Ben Creisler

A new paper:

Zhong-He Zhou & Yuan Wang (2017)
Vertebrate assemblages of the Jurassic Yanliao Biota and the Early Cretaceous Jehol Biota: Comparisons and implications.
Palaeoworld (advance online publication)
doi: http://dx.doi.org/10.1016/j.palwor.2017.01.002

Although both the Yanliao and Jehol vertebrate assemblages are known for exceptional preservation of feathered dinosaurs, mammals, pterosaurs, lizards, salamanders, and fish, the Early Cretaceous Jehol Biota also contains birds, choristoderes, frogs, and turtles that are currently lacking in the Jurassic Yanliao Biota. The vertebrate assemblages of the Yanliao and Jehol biotas are very distinct from each other, with the salamander Liaoxitriton being the sole unquestionably shared taxon on generic level. Both assemblages contain mainly stem relatives of major clades of extant vertebrates, with all genera and species extinct. Crown group taxa are restricted to some fishes, salamanders, frogs, and turtles.

In addition to its much greater taxonomic diversity, the Jehol vertebrate assemblage also shows a greater body size variation among dinosaurs, pterosaurs, and mammals (three major vertebrate groups shared by the two biotas); however, members of these groups are generally small in the Yanliao Biota. The Jehol aquatic vertebrates also show a much greater diversity, characterized by many large-sized forms such as acipenseriforms and choristoderes, possibly indicating growing and more expanded ecological adaptations of the Jehol vertebrates.

The relatively greater biodiversity of pterosaurs in the Yanliao Biota as compared to that in the Jehol Biota was due possibly to the lack of birds as a competitor then.

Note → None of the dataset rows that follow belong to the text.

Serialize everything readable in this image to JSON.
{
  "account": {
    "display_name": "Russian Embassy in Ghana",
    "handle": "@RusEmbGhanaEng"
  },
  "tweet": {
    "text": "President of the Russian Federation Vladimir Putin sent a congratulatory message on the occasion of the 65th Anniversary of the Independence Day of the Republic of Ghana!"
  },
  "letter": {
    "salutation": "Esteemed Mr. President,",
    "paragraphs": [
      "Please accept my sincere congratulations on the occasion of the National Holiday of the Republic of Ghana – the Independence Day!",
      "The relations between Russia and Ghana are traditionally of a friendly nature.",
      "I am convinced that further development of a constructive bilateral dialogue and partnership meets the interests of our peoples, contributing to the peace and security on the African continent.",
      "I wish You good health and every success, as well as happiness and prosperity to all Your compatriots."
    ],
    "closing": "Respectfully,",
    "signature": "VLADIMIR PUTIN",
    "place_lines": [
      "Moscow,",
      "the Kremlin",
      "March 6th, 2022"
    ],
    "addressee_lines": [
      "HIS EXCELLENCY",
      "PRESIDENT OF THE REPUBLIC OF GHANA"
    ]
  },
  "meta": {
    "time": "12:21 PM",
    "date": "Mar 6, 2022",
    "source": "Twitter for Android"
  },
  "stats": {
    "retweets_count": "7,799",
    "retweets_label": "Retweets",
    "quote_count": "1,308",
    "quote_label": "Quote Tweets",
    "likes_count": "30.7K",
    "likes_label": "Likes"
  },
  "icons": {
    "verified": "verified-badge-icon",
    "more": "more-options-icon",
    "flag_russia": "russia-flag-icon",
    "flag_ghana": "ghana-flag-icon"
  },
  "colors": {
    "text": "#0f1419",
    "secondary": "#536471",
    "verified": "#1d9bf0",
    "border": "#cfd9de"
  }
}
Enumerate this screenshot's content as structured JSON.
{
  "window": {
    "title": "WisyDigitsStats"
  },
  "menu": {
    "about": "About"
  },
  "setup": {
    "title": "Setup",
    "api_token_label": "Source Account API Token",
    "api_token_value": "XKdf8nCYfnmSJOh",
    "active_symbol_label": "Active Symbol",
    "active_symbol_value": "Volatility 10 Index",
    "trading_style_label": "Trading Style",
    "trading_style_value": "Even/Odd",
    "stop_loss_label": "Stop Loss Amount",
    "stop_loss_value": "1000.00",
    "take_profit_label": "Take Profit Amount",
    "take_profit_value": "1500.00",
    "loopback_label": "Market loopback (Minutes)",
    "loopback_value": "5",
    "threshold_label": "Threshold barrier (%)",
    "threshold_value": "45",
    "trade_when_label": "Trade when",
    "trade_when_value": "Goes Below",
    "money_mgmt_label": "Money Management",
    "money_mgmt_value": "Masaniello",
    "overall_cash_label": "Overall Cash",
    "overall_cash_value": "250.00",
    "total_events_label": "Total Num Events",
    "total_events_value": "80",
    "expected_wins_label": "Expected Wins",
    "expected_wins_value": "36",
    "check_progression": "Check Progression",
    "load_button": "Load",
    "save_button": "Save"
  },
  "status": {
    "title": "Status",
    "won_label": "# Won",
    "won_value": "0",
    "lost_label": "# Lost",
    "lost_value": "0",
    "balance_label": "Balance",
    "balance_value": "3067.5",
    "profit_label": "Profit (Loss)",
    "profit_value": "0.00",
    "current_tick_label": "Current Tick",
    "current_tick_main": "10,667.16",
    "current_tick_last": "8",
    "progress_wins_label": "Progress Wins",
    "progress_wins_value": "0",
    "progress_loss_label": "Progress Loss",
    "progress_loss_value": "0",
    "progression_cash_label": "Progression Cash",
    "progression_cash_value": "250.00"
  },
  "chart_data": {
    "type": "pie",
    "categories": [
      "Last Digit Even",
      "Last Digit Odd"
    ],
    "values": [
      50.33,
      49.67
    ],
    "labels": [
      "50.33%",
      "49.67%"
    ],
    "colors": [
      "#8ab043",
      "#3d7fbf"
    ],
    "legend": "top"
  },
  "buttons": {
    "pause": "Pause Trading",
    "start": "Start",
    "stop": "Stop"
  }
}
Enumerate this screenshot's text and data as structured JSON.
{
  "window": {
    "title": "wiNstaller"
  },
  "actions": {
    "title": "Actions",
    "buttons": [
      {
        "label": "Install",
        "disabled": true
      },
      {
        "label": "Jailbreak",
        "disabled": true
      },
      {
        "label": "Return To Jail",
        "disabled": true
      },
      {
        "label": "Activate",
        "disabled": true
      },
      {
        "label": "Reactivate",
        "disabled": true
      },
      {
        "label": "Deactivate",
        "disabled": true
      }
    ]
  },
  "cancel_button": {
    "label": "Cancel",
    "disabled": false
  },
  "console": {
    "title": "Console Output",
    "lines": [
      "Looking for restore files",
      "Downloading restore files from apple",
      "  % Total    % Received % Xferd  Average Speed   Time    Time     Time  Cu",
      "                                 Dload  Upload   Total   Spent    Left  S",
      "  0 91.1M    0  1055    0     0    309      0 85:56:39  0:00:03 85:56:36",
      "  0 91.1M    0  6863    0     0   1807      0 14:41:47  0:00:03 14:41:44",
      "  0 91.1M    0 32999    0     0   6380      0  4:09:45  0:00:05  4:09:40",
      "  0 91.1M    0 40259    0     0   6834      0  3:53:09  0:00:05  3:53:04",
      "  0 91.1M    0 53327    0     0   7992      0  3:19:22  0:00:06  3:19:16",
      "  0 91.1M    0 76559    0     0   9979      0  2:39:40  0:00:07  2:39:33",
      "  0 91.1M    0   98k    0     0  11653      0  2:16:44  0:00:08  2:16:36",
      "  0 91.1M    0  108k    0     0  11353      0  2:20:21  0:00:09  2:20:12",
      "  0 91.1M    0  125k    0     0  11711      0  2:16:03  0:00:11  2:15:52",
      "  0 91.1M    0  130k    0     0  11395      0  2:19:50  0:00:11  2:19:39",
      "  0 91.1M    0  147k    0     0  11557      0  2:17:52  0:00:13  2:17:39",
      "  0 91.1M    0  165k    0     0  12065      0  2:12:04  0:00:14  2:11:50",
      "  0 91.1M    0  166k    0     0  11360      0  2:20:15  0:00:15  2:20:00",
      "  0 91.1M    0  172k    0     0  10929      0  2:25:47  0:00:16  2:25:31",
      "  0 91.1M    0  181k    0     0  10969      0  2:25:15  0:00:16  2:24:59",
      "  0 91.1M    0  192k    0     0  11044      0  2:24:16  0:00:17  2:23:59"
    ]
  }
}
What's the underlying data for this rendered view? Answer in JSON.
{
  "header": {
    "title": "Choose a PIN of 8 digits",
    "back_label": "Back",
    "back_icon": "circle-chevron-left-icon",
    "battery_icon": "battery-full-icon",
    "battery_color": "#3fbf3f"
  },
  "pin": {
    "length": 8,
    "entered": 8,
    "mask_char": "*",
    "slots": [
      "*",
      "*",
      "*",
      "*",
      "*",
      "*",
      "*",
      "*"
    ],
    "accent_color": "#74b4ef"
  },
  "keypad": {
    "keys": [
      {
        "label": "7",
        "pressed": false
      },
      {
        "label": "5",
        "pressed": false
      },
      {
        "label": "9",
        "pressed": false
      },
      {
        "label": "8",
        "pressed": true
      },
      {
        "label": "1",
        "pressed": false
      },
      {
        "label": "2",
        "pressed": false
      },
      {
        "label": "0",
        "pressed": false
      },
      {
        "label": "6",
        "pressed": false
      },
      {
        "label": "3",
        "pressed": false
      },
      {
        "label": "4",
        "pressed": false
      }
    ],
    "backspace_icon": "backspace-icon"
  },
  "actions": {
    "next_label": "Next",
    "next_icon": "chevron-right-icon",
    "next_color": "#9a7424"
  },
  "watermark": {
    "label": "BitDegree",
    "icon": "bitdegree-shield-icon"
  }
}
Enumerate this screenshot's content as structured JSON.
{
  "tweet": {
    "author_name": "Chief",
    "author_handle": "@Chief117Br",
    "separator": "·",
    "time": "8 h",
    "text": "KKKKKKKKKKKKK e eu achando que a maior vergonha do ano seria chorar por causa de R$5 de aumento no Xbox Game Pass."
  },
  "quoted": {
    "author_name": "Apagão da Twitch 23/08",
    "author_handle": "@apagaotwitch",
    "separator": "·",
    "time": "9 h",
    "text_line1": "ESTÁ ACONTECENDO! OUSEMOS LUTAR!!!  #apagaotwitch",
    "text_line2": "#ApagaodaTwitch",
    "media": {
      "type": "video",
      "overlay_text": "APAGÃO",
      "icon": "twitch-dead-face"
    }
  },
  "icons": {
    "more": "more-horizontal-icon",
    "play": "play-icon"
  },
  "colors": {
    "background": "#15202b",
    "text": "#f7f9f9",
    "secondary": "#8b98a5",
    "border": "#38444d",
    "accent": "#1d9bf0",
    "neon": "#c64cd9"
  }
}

Birds in the Jehol Biota had occupied much of the similar ecological niches (forest, lakes etc.) with more sophisticated and refined flight capability.

The Yanliao dinosaurs that were dominated by maniraptorans are either paravians or closely related species, possibly indicating that northeastern China could be an origin center of the earliest birds, consistent with the previous hypothesis that this area was probably also the origin and diversification center for many other biological groups.

The flourishing time of the Jehol Biota (125 Ma) appears to be coincident with the peak of the destruction of the North China Craton, and the flourishing time of the Yanliao Biota (160 Ma) is coincident with the initiation time of the destruction of the North China Craton or the beginning of the subduction of the Paleo-Pacific plate underneath the Asian continent that resulted a series of tectonic and palaeogeographic and palaeoenvironmental changes, confirming the co-evolution between the two biotas and their geological and palaeoenvironmental background. The frequent volcanic activities during the formation of both the Yanliao and Jehol biotas not only provided much nutrient to the lakes, but also were critical for the exceptional soft tissue preservation of the two lagerstätten.

The cold temperature or the fluctuation of temperature during the Middle Jurassic–Late Jurassic transition might be related to the first appearance of feathered dinosaurs and haired pterosaurs. The cold interval during the Early Cretaceous Jehol Biota could possibly partially explain the presence of many feathered dinosaurs including some large-sized theropods.